Arcadia takes place in the great hall of Sidley Park, the ancestral home of the Coverly family, but the events depicted alternate between 1809 and the present. In the earlier era, 13-year-old Thomasina Coverly (Erin Weaver) astounds her tutor, Septimus Hodge (Cody Nickell), with her precocious knowledge of geometry and physics; meanwhile, contemporary scholar Hannah Jarvis (Holly Twyford) researches the history of the estate's gardens, and Bernard Nightingale (Eric Hissom) examines the possible link between Lord Byron and Ezra Chater (Cooper D'Ambrose), a pretentious minor poet and visitor to Sidley.
Stoppard is exceedingly clever, of course, but the play is no dry evocation of scientific theories and mathematical theorems. As Thomasina seeks an equation that reveals the truths of nature, she also tries to navigate the pathways of desire and emotional entanglementwhat another character calls "the attraction that Newton left out." Septimus similarly tries to establish contact with other people, sometimes to a farcical degree, and the modern-day academics seem unable to connect to each other and the people around them.
Weaver sparkles as a young woman with utter confidence in her perceptions, while Twyford, one of Washington's most accomplished actresses, is comfortable as a prickly scholar determined to protect her discoveries and, by extension, herself. Peter Stray is quietly heartbreaking as one of the contemporary Coverlys, who fades into the background next to Hissom's grandstanding Bernard.

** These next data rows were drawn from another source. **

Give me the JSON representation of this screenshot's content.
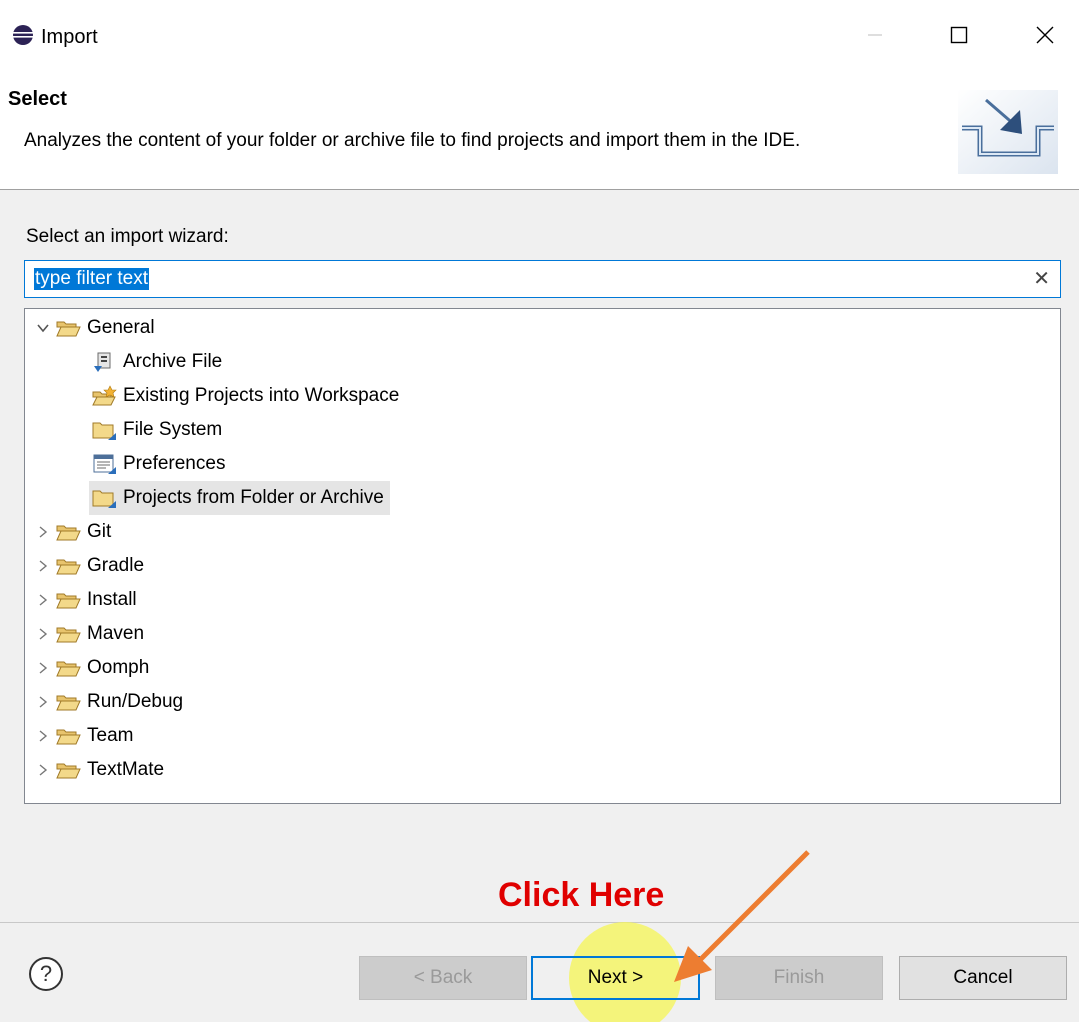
{
  "window": {
    "title": "Import",
    "icon": "eclipse-icon",
    "controls": [
      "minimize-icon",
      "maximize-icon",
      "close-icon"
    ]
  },
  "header": {
    "title": "Select",
    "description": "Analyzes the content of your folder or archive file to find projects and import them in the IDE.",
    "banner_icon": "import-wizard-banner-icon"
  },
  "wizard": {
    "label": "Select an import wizard:",
    "filter": {
      "value": "type filter text",
      "clear_icon": "clear-icon"
    }
  },
  "tree": {
    "general": {
      "label": "General",
      "expanded": true,
      "children": [
        {
          "label": "Archive File",
          "icon": "archive-file-icon"
        },
        {
          "label": "Existing Projects into Workspace",
          "icon": "existing-projects-icon"
        },
        {
          "label": "File System",
          "icon": "folder-icon"
        },
        {
          "label": "Preferences",
          "icon": "preferences-icon"
        },
        {
          "label": "Projects from Folder or Archive",
          "icon": "folder-icon",
          "selected": true
        }
      ]
    },
    "collapsed": [
      "Git",
      "Gradle",
      "Install",
      "Maven",
      "Oomph",
      "Run/Debug",
      "Team",
      "TextMate"
    ]
  },
  "buttons": {
    "back": "< Back",
    "next": "Next >",
    "finish": "Finish",
    "cancel": "Cancel"
  },
  "annotation": {
    "text": "Click Here",
    "color": "#e00000",
    "arrow_color": "#ed7d31",
    "highlight_color": "#f5f55a"
  },
  "colors": {
    "accent": "#0078d7",
    "selection": "#e5e5e5",
    "folder": "#dcb67a"
  }
}
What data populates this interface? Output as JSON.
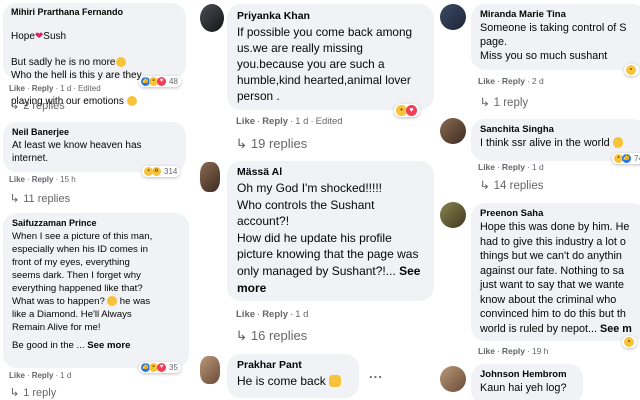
{
  "col1": {
    "c1": {
      "author": "Mihiri Prarthana Fernando",
      "line1_a": "Hope",
      "line1_b": "Sush",
      "line2": "But sadly he is no more",
      "line3": "Who the hell is this y are they",
      "line4": "playing with our emotions",
      "reaction_count": "48",
      "like": "Like",
      "reply": "Reply",
      "time": "1 d",
      "edited": "Edited",
      "replies": "2 replies"
    },
    "c2": {
      "author": "Neil Banerjee",
      "line1": "At least we know heaven has",
      "line2": "internet.",
      "reaction_count": "314",
      "like": "Like",
      "reply": "Reply",
      "time": "15 h",
      "replies": "11 replies"
    },
    "c3": {
      "author": "Saifuzzaman Prince",
      "text": "When I see a picture of this man,\nespecially when his ID comes in\nfront of my eyes, everything\nseems dark. Then I forget why\neverything happened like that?\nWhat was to happen?",
      "text_tail": "he was",
      "text2": "like a Diamond. He'll Always\nRemain Alive for me!",
      "text3": "Be good in the ...",
      "see_more": "See more",
      "reaction_count": "35",
      "like": "Like",
      "reply": "Reply",
      "time": "1 d",
      "replies": "1 reply"
    }
  },
  "col2": {
    "c1": {
      "author": "Priyanka Khan",
      "text": "If possible you come back among\nus.we are really missing\nyou.because you are such a\nhumble,kind hearted,animal lover\nperson .",
      "like": "Like",
      "reply": "Reply",
      "time": "1 d",
      "edited": "Edited",
      "replies": "19 replies"
    },
    "c2": {
      "author": "Mässä Al",
      "text": "Oh my God I'm shocked!!!!!\nWho controls the Sushant\naccount?!\nHow did he update his profile\npicture knowing that the page was\nonly managed by Sushant?!...",
      "see_more_a": "See",
      "see_more_b": "more",
      "like": "Like",
      "reply": "Reply",
      "time": "1 d",
      "replies": "16 replies"
    },
    "c3": {
      "author": "Prakhar Pant",
      "text": "He is come back",
      "more": "..."
    }
  },
  "col3": {
    "c1": {
      "author": "Miranda Marie Tina",
      "text": "Someone is taking control of S\npage.\nMiss you so much sushant",
      "like": "Like",
      "reply": "Reply",
      "time": "2 d",
      "replies": "1 reply"
    },
    "c2": {
      "author": "Sanchita Singha",
      "text": "I think ssr alive in the world",
      "reaction_count": "74",
      "like": "Like",
      "reply": "Reply",
      "time": "1 d",
      "replies": "14 replies"
    },
    "c3": {
      "author": "Preenon Saha",
      "text": "Hope this was done by him. He\nhad to give this industry a lot o\nthings but we can't do anythin\nagainst our fate. Nothing to sa\njust want to say that we wante\nknow about the criminal who\nconvinced him to do this but th\nworld is ruled by nepot...",
      "see_more": "See m",
      "like": "Like",
      "reply": "Reply",
      "time": "19 h"
    },
    "c4": {
      "author": "Johnson Hembrom",
      "text": "Kaun hai yeh log?"
    }
  },
  "colors": {
    "bubble": "#f0f2f5",
    "text": "#050505",
    "meta": "#65676b",
    "like_blue": "#1877f2",
    "love_red": "#f33e58",
    "haha_yellow": "#f7c33b"
  }
}
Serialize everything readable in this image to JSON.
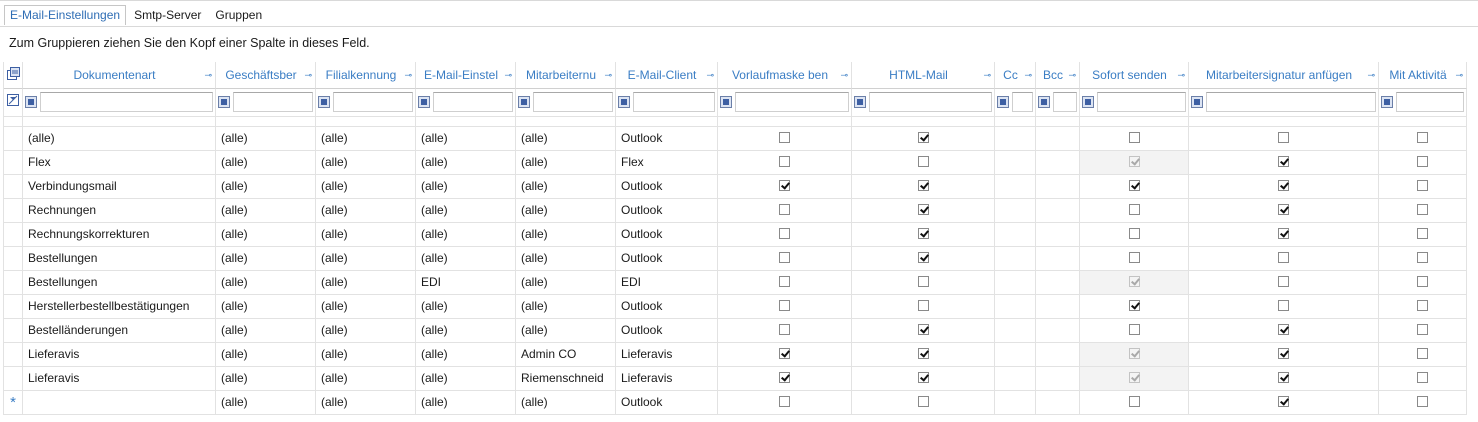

The Folger stage has two permanent columns that sometimes make scenic design difficult, but Daniel Conway's design incorporates them as part of his closely observed vision of a public room in a great English country house. Thom Weaver's lighting design is understated and naturalistic, while Kate Turner-Walker's costumes delineate character among the aristocratic Coverlys, the foppish Bernard, and the no-nonsense Hannah.